What a time it is for outrage and (self-) righteous fury in Canada. The last couple of weeks, it seems like the federal government has been able to tick people off in every corner of society, between the prime minister’s genuinely lame joke about supplanting “mankind” with the far more progressive “peoplekind,” to remarks about federal assistance to veterans that now, for many people, exemplify the prime minister’s cavalier disregard and apathy for the plight of our veterans looking for government assistance.
It’s not been a good February for Justin Trudeau and the federal government’s popularity. But, if the outrage over Trudeau’s recent gaffes, uttered amid a litany of “ums,” and “uhs,” is glowing incandescent, then another particular federal matter has stirred people up into a white-hot rage: the national anthem.
Recently, as I’m sure you know, former MP Mauril Belanger’s mission posthumously came to fruition, as the bill was passed that changed a particular line in the lyrics of O Canada to make it gender-neutral.
Depending on who you ask, this de-gendering of our most uniting and patriotic of songs may elicit a listless shrug, maybe some chuckles at the anger – and yes, lots and lots of anger.
Federal Conservative opposition leader Andrew Scheer – in what I can only imagine is him milking every possible opportunity to differentiate himself from Justin Trudeau and the federal Liberals in any way possible – heroically announced that he wouldn’t sing the changed lyrics until they were codified as law.
Side note: a friend of mine rather fittingly described the fiery public indignation from some over a simple shift in the semantics of the national anthem to “a five-year old throwing a hissy-fit,” and I have to say, I agree.
The main thrust of the opposition to the changing of the national anthem’s lyrics is “it’s political correctness run amok,” and that the Liberal government is working to undermine Canada’s proud legacy by making the national anthem as antiseptically clean as possible of any suggestion that there are differences between the genders.
And it couldn’t have come at a better time, could it, with Trudeau himself maundering (read: “joking”) about the semantics of the word, mankind. It’s, to say the least, a pretty trifling thing to lose credibility over.
To save you the trouble of sifting through angry internet comments, I’ll distill the basic thrust of the argument against changing “in all our sons command” to “in all of us command.” The basic argument is one for historical continuity. People are resistant to change. Especially people who don’t understand the history of O Canada, and just how much change was involved in the song itself before we got to this point.
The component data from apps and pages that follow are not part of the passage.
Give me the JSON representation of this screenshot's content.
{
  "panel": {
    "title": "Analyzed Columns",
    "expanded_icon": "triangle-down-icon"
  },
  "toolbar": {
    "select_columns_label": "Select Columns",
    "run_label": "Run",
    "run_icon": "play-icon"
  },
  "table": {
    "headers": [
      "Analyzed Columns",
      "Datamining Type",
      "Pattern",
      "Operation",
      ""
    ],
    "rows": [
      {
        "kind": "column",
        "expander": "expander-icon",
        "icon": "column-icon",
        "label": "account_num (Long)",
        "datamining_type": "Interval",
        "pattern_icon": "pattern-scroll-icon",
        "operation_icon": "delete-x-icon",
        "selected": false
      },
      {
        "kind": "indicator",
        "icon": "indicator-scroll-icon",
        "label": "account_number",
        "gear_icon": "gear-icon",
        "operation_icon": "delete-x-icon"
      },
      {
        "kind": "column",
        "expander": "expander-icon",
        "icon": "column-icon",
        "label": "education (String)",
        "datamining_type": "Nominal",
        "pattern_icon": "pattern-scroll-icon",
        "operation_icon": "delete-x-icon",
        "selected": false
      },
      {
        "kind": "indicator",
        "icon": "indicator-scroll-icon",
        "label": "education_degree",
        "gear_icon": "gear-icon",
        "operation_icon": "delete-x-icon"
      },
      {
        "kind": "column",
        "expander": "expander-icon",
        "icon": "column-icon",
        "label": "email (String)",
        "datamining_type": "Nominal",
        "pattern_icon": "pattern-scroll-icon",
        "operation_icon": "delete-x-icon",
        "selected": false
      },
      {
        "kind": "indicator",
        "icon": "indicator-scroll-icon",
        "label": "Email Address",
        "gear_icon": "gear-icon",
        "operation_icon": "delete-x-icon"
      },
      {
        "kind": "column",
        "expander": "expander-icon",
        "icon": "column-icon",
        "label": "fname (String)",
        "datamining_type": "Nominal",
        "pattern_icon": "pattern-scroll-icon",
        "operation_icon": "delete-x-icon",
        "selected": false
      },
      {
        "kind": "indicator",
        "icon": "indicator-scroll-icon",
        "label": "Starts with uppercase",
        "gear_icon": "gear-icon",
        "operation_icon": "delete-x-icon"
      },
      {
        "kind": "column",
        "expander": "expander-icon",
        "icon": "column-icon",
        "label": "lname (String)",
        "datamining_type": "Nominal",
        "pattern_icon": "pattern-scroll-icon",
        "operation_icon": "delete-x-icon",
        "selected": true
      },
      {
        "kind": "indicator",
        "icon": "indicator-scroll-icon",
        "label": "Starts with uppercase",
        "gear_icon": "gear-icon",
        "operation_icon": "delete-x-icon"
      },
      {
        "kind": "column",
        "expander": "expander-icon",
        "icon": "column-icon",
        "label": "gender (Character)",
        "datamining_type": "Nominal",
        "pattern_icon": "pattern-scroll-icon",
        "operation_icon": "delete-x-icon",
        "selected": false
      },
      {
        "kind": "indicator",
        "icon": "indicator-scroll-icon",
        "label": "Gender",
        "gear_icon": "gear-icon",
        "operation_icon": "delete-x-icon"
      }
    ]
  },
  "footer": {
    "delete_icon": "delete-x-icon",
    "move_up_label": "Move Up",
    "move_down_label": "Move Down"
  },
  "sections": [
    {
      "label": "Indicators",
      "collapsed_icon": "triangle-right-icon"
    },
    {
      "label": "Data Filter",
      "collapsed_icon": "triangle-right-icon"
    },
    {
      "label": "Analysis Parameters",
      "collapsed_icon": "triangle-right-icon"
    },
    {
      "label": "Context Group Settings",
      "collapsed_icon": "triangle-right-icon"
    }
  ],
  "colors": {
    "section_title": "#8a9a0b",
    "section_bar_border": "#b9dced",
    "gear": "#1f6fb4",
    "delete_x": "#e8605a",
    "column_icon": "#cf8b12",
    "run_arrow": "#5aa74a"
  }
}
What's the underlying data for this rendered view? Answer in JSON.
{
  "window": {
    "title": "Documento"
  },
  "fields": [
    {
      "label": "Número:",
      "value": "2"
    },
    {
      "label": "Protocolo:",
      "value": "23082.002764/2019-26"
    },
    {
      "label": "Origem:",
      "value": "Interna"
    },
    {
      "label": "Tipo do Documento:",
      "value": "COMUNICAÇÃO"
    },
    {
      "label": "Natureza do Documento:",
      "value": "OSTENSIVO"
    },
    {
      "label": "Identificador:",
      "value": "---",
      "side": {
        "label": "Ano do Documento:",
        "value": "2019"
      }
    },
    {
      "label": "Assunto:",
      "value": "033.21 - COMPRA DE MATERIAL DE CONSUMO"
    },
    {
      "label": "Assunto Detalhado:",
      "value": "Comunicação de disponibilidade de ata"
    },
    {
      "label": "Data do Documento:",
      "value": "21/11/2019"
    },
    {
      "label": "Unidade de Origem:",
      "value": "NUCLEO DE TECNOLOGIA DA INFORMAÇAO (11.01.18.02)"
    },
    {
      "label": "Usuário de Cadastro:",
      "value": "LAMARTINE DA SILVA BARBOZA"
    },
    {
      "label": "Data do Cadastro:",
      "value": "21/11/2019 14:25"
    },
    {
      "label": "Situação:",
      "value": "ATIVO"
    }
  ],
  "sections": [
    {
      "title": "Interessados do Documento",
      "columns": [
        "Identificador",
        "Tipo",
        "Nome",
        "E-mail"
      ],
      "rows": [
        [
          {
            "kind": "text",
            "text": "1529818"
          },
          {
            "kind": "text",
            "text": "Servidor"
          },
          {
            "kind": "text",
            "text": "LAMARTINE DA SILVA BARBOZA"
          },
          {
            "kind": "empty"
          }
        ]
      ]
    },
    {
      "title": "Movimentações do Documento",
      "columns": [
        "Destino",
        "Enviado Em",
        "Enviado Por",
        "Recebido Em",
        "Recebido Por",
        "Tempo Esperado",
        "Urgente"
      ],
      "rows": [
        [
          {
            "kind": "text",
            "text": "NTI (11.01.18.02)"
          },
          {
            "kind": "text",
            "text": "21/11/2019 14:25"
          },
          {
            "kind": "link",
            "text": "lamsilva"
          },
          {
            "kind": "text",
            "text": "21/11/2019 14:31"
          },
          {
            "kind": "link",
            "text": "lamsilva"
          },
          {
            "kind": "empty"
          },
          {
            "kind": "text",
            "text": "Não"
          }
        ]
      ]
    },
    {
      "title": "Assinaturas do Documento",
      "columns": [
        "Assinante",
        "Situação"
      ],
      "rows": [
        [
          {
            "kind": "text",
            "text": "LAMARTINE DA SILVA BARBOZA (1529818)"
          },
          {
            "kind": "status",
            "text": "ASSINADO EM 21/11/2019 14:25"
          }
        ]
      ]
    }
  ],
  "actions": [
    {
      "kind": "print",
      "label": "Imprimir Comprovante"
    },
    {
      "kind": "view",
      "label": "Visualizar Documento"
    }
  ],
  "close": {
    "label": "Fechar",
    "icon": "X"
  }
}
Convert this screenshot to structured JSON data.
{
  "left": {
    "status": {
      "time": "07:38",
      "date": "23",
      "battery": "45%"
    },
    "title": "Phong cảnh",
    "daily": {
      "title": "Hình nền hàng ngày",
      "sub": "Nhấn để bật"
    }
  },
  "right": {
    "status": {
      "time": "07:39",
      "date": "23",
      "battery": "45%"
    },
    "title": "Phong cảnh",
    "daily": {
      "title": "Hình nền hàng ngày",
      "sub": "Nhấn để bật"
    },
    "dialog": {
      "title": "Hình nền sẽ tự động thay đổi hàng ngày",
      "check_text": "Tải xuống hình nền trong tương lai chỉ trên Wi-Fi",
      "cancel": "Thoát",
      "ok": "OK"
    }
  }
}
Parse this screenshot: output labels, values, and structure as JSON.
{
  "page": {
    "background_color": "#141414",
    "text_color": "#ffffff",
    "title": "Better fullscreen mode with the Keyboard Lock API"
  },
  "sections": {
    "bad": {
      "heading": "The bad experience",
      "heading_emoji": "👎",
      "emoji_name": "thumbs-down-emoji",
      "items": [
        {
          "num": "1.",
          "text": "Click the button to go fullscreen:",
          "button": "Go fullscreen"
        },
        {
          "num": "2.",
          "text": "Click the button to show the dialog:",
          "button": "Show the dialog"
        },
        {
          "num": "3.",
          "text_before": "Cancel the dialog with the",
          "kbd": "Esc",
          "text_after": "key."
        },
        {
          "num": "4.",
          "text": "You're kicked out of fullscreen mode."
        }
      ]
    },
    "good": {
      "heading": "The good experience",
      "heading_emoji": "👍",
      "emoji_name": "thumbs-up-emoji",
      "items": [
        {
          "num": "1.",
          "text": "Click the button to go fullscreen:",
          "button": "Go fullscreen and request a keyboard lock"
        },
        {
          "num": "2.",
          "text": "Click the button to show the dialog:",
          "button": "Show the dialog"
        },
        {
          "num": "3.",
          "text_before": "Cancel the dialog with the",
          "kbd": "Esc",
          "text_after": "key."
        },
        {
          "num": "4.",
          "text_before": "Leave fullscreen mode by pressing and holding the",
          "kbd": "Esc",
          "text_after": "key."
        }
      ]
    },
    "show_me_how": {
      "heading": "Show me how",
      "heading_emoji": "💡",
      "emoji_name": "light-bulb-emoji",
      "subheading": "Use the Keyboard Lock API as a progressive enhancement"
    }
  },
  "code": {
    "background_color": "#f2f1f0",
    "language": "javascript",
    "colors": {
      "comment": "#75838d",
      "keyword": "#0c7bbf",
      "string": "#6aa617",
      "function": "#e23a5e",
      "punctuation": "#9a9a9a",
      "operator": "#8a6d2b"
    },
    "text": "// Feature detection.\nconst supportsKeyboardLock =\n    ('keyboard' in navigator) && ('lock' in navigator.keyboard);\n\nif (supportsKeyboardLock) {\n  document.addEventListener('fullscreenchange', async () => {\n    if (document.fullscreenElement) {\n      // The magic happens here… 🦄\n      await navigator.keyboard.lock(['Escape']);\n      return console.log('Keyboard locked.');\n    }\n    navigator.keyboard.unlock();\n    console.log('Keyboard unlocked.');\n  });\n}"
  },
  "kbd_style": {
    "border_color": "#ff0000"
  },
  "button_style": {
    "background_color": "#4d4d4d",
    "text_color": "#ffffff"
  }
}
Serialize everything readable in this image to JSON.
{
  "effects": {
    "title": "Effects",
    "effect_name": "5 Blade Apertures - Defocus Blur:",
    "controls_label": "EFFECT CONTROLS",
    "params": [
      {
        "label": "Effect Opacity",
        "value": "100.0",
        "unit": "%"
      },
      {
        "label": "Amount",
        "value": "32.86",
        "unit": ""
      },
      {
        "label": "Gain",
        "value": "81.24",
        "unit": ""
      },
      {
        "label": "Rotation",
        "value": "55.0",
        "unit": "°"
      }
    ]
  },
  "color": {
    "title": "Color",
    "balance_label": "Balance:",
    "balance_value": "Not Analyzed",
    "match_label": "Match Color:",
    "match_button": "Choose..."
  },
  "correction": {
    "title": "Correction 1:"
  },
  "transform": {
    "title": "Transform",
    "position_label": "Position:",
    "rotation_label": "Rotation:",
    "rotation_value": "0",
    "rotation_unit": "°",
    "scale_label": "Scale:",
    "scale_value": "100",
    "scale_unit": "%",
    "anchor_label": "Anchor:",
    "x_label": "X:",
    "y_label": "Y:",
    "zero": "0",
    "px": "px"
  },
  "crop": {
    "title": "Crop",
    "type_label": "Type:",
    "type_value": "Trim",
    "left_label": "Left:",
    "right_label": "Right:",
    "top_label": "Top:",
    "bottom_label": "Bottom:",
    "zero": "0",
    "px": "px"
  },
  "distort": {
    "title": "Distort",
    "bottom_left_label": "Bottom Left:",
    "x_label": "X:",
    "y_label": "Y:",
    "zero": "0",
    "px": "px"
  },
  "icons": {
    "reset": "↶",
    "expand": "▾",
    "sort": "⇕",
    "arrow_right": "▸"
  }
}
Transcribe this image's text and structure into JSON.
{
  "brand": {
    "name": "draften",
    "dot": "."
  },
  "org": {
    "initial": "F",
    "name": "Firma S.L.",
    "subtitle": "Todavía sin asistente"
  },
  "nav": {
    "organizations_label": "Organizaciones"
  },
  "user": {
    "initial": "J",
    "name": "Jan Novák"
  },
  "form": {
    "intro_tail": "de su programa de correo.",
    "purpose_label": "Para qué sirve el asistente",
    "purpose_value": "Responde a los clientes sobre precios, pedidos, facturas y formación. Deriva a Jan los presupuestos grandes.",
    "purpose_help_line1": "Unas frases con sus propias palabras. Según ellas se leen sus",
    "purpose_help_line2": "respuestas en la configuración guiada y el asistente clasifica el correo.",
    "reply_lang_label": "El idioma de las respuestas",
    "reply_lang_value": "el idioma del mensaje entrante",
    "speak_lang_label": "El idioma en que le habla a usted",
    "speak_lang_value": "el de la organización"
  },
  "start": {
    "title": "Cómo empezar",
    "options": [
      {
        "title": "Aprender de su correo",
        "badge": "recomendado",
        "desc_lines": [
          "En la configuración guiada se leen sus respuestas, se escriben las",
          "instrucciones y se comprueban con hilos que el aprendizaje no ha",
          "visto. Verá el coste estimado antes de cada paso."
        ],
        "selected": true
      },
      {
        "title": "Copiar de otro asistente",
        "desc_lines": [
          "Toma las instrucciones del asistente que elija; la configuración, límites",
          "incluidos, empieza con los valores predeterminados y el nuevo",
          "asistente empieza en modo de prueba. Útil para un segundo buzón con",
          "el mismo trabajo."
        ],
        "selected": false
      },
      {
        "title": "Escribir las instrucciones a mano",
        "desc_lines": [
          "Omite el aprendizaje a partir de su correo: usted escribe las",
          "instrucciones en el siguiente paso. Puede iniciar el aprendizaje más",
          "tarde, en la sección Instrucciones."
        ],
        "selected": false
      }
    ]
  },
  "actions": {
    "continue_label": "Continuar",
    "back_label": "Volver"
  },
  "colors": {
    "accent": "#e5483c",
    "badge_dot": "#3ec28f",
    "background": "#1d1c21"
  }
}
Personally, I find it amusing people are trying to cite history as a rationale not to change the national anthem, because most people using the “if it ain’t broke, don’t fix it”argument don’t realize “in all our sons command” was a change made to the anthem. The original anthem, by the way, if we’re going to be historical purists, was written by a number of people in Quebec, looking for a French alternative to “God Save the Queen,” in the late 19th century.
It was over 20 years from then before O Canada was even written in English, to begin with.
Even then, in the first English translation of the anthem, the line that everyone has their knickers in a knot went like this: “True patriot love, thou dost in us command.” That, technically the “original” English version of the song, is pretty conspicuously void of any mention of gender.
So, technically, changing that particular lyric to one that is gender-neutral is making the national anthem more like the original version. That kind of makes you question what the people angry over the lyric change are really upset about, doesn’t it?
Sam Macdonald is a reporter with The News